(DATASET EXCERPTS Opens)

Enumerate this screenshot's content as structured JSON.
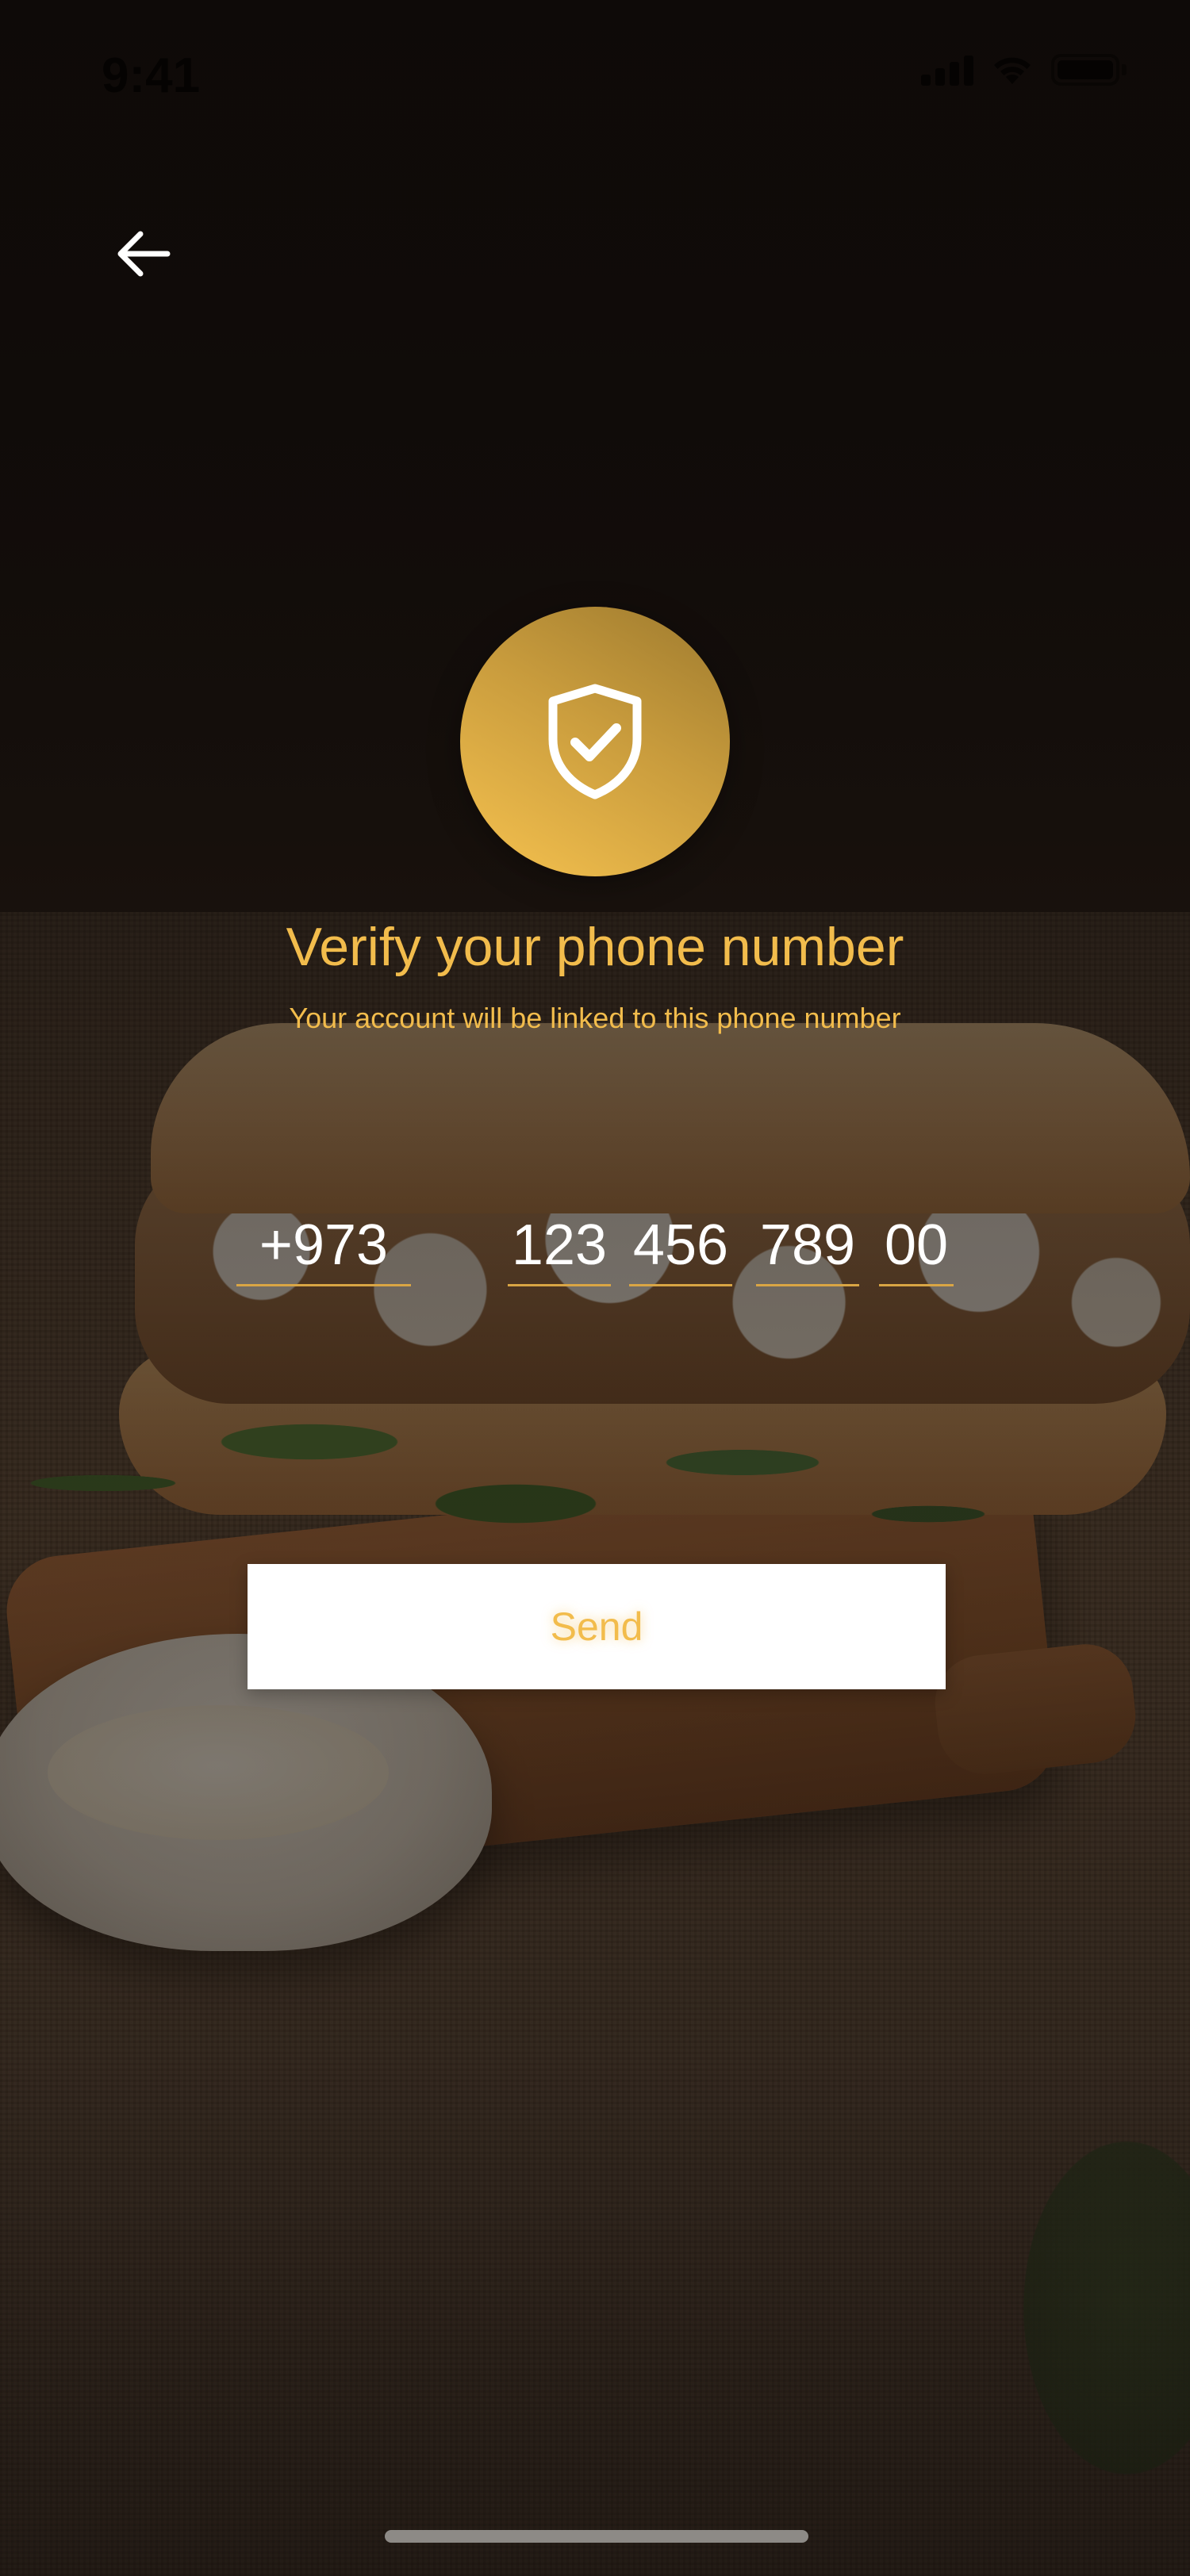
{
  "status_bar": {
    "time": "9:41",
    "icons": [
      "cellular-signal-icon",
      "wifi-icon",
      "battery-icon"
    ]
  },
  "navigation": {
    "back_icon": "arrow-left-icon"
  },
  "badge": {
    "icon": "shield-check-icon",
    "gradient_colors": [
      "#f6c24f",
      "#9d7a2e"
    ]
  },
  "verification": {
    "title": "Verify your phone number",
    "subtitle": "Your account will be linked to this phone number"
  },
  "phone": {
    "country_code": "+973",
    "segments": [
      "123",
      "456",
      "789",
      "00"
    ]
  },
  "actions": {
    "send_label": "Send"
  },
  "colors": {
    "accent": "#f2bc4c",
    "button_background": "#ffffff",
    "input_text": "#ffffff"
  }
}
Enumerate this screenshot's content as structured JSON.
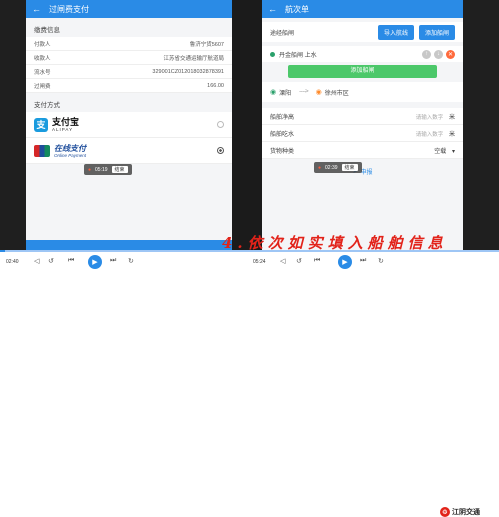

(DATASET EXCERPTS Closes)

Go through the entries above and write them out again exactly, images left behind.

* RESPONSE TO THIS EXERCISE:
Enumerate this screenshot's content as structured JSON.
{
  "status_bar": {
    "time": "9:41",
    "icons": [
      "cellular-signal-icon",
      "wifi-icon",
      "battery-icon"
    ]
  },
  "navigation": {
    "back_icon": "arrow-left-icon"
  },
  "badge": {
    "icon": "shield-check-icon",
    "gradient_colors": [
      "#f6c24f",
      "#9d7a2e"
    ]
  },
  "verification": {
    "title": "Verify your phone number",
    "subtitle": "Your account will be linked to this phone number"
  },
  "phone": {
    "country_code": "+973",
    "segments": [
      "123",
      "456",
      "789",
      "00"
    ]
  },
  "actions": {
    "send_label": "Send"
  },
  "colors": {
    "accent": "#f2bc4c",
    "button_background": "#ffffff",
    "input_text": "#ffffff"
  }
}
Enumerate this screenshot's content as structured JSON.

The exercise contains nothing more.